The M/S Kvitbjørn is fuelled by liquefied natural gas (LNG) and can carry as much cargo as 200 trucks.
The M/S Kvitbjørn is fuelled by liquefied natural gas (LNG) and can carry as much cargo as 200 trucks.

A new competitive and eco-friendly maritime transport concept, the Cargo Ferry project, was presented in Oslo yesterday (Monday). The result of more than two years of work, the concept has been developed as an alternative transport solution for containers that are carried for more than 200km on land. The project was presented on board Nor Line’s brand-new LNG fuelled ship, the M/S Kvitbjørn.

The report presents a logistics solution, concept ship and market analysis, while also documenting the Cargo Ferry’s potential profitability. A group of 27 companies with interests and expertise in short sea shipping, led by DNV GL, Shortsea Services and Marintek, have cooperated to develop the report.

The main market for the Cargo Ferry concept is goods that are currently transported on trucks for long distances to and from coastal Norwegian towns. After conducting extensive customer analyses and interviews, the project has identified this market as covering some 17 to 20 million tonnes of goods each year.

“The analyses show there is a significant potential market for a maritime-based logistics solution,” said Remi Eriksen, DNV GL Group Executive Vice President and COO.

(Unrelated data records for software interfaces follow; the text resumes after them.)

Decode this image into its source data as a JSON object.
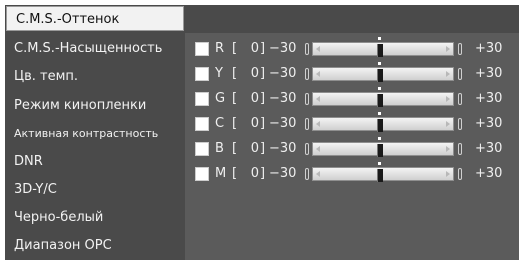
{
  "menu": {
    "items": [
      {
        "label": "C.M.S.-Оттенок",
        "selected": true
      },
      {
        "label": "C.M.S.-Насыщенность"
      },
      {
        "label": "Цв. темп."
      },
      {
        "label": "Режим кинопленки"
      },
      {
        "label": "Активная контрастность"
      },
      {
        "label": "DNR"
      },
      {
        "label": "3D-Y/C"
      },
      {
        "label": "Черно-белый"
      },
      {
        "label": "Диапазон OPC"
      }
    ]
  },
  "panel": {
    "rows": [
      {
        "channel": "R",
        "bracket_open": "[",
        "value": "0",
        "bracket_close": "]",
        "min": "−30",
        "max": "+30",
        "level": 0
      },
      {
        "channel": "Y",
        "bracket_open": "[",
        "value": "0",
        "bracket_close": "]",
        "min": "−30",
        "max": "+30",
        "level": 0
      },
      {
        "channel": "G",
        "bracket_open": "[",
        "value": "0",
        "bracket_close": "]",
        "min": "−30",
        "max": "+30",
        "level": 0
      },
      {
        "channel": "C",
        "bracket_open": "[",
        "value": "0",
        "bracket_close": "]",
        "min": "−30",
        "max": "+30",
        "level": 0
      },
      {
        "channel": "B",
        "bracket_open": "[",
        "value": "0",
        "bracket_close": "]",
        "min": "−30",
        "max": "+30",
        "level": 0
      },
      {
        "channel": "M",
        "bracket_open": "[",
        "value": "0",
        "bracket_close": "]",
        "min": "−30",
        "max": "+30",
        "level": 0
      }
    ]
  },
  "colors": {
    "menu_bg": "#4a4a4a",
    "panel_bg": "#5b5b5b",
    "selected_bg": "#f2f2f2",
    "text": "#efefef"
  }
}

The Cargo Ferry concept offers transport to and from destinations that are linked together by efficient maritime transport on four main routes, including distribution to and from ports. The logistics solution covers the transport of goods from one goods terminal to another, or from one warehouse to another, but can also include transport from a sender to a recipient, or be limited to only port-to-port. The primary customers are those that, individually or collectively, fill up a container, either as a full container load or a large less-than-container load.

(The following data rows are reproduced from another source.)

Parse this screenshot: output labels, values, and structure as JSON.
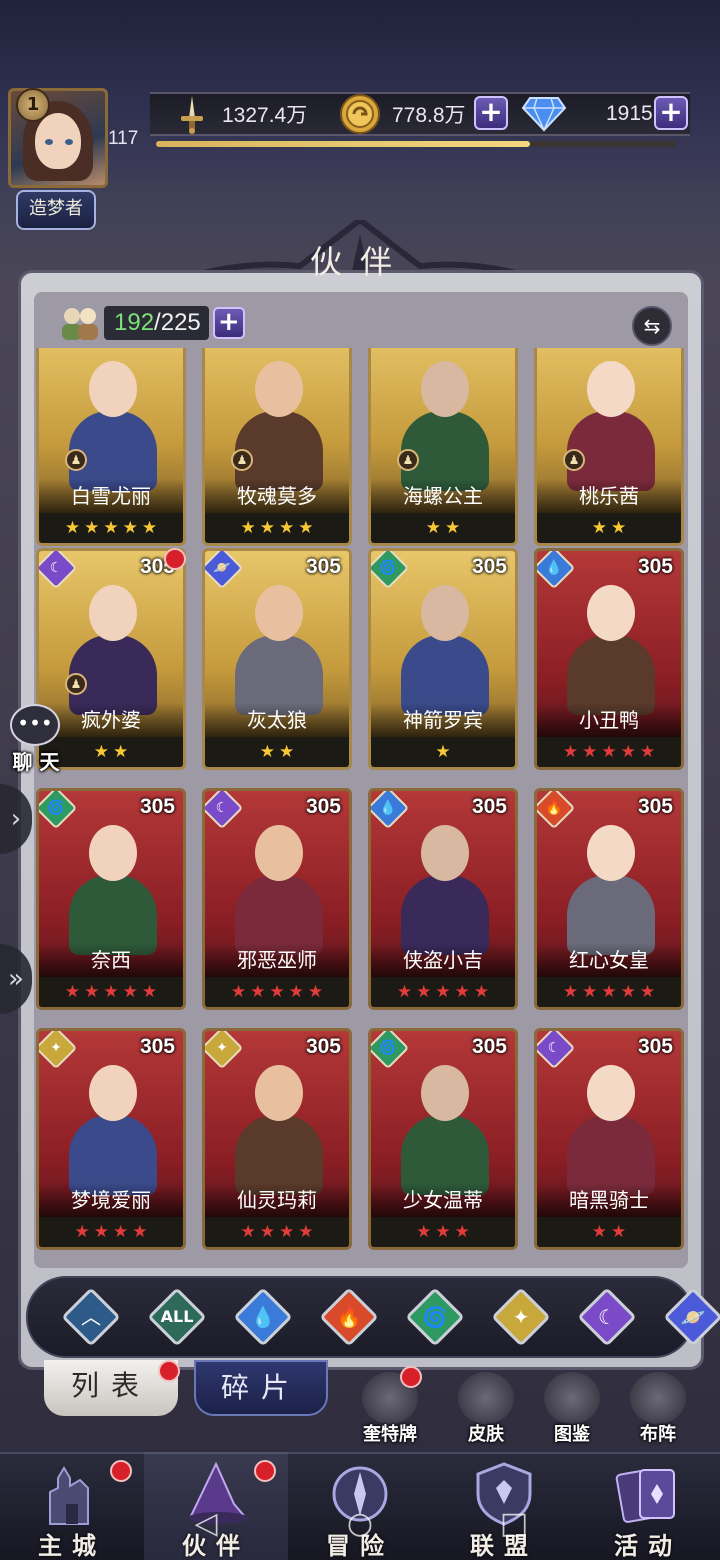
{
  "player": {
    "level": "1",
    "power_level": "117",
    "title": "造梦者",
    "exp_progress": 0.72
  },
  "resources": {
    "power": "1327.4万",
    "gold": "778.8万",
    "gems": "1915"
  },
  "header": {
    "title": "伙伴"
  },
  "roster": {
    "current": "192",
    "separator": "/",
    "max": "225"
  },
  "cards": [
    {
      "name": "白雪尤丽",
      "level": "",
      "stars": 5,
      "theme": "gold",
      "element": ""
    },
    {
      "name": "牧魂莫多",
      "level": "",
      "stars": 4,
      "theme": "gold",
      "element": ""
    },
    {
      "name": "海螺公主",
      "level": "",
      "stars": 2,
      "theme": "gold",
      "element": ""
    },
    {
      "name": "桃乐茜",
      "level": "",
      "stars": 2,
      "theme": "gold",
      "element": ""
    },
    {
      "name": "疯外婆",
      "level": "305",
      "stars": 2,
      "theme": "gold",
      "element": "moon"
    },
    {
      "name": "灰太狼",
      "level": "305",
      "stars": 2,
      "theme": "gold",
      "element": "planet"
    },
    {
      "name": "神箭罗宾",
      "level": "305",
      "stars": 1,
      "theme": "gold",
      "element": "wind"
    },
    {
      "name": "小丑鸭",
      "level": "305",
      "stars": 5,
      "theme": "red",
      "element": "water"
    },
    {
      "name": "奈西",
      "level": "305",
      "stars": 5,
      "theme": "red",
      "element": "wind"
    },
    {
      "name": "邪恶巫师",
      "level": "305",
      "stars": 5,
      "theme": "red",
      "element": "moon"
    },
    {
      "name": "侠盗小吉",
      "level": "305",
      "stars": 5,
      "theme": "red",
      "element": "water"
    },
    {
      "name": "红心女皇",
      "level": "305",
      "stars": 5,
      "theme": "red",
      "element": "fire"
    },
    {
      "name": "梦境爱丽",
      "level": "305",
      "stars": 4,
      "theme": "red",
      "element": "light"
    },
    {
      "name": "仙灵玛莉",
      "level": "305",
      "stars": 4,
      "theme": "red",
      "element": "light"
    },
    {
      "name": "少女温蒂",
      "level": "305",
      "stars": 3,
      "theme": "red",
      "element": "wind"
    },
    {
      "name": "暗黑骑士",
      "level": "305",
      "stars": 2,
      "theme": "red",
      "element": "moon"
    }
  ],
  "chat": {
    "label": "聊 天"
  },
  "filters": [
    {
      "id": "arrow",
      "glyph": "︿"
    },
    {
      "id": "all",
      "glyph": "ALL"
    },
    {
      "id": "water",
      "glyph": "💧"
    },
    {
      "id": "fire",
      "glyph": "🔥"
    },
    {
      "id": "wind",
      "glyph": "🌀"
    },
    {
      "id": "light",
      "glyph": "✦"
    },
    {
      "id": "moon",
      "glyph": "☾"
    },
    {
      "id": "planet",
      "glyph": "🪐"
    }
  ],
  "tabs": {
    "list": "列表",
    "fragments": "碎片"
  },
  "functions": {
    "tarot": "奎特牌",
    "skin": "皮肤",
    "codex": "图鉴",
    "formation": "布阵"
  },
  "nav": {
    "main_city": "主城",
    "partners": "伙伴",
    "adventure": "冒险",
    "alliance": "联盟",
    "events": "活动"
  },
  "colors": {
    "gold_card": "#e8c66a",
    "red_card": "#b43838",
    "star_gold": "#f6c836",
    "star_red": "#e23b3b",
    "count_green": "#7de07a",
    "notify_red": "#d8202a"
  }
}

Cargo Ferry is built around a concept for a new “lift on/lift off” (LoLo) vessel. With its own cranes and cell guides the vessel can carry 110-140 40-foot/45-foot containers. The ship has a service speed of 12 to 15 knots, is LNG-fuelled, has a battery for hybrid operation and can use shore power. As a result the vessel has an extremely low emission profile. It also operates without assistance from shore through the use of an automated mooring system.

A fully developed solution with the capacity to deal with the cargo volume identified in the report will require 14 ships transporting the equivalent of 220,000-270,000 45-foot containers annually. However, the overall transport price will be 20-30% lower than if trucks are used and the concept is flexible, punctual, eco-friendly and has daily departures.

“It will be possible to transfer five million tonnes of cargo from roads to the sea, at a minimal cost to the authorities. This represents an annual benefit to society of some 1.3 billion NOK. On top of that, the reduction in road traffic means fewer accidents on the roads, less road maintenance and a dramatic drop in CO² emissions as well as emissions of SOx and NOx, which gives a positive health outcome,” said Mr Eriksen.

Incorporating many innovative features, the Kvitbjørn is fuelled by liquefied natural gas (LNG) and can carry as much cargo as 200 trucks. Using LNG as fuel virtually eliminates sulphur and particulate emissions, as well as significantly reducing the vessel’s NOx and CO2 emissions.

The DNV GL-classed ship will sail on a fixed route between northern Europe along the coast of Norway to the north of the country and back. Developed in close cooperation with Rolls Royce the vessel has an innovative hull design, propulsion system and power generation system onboard.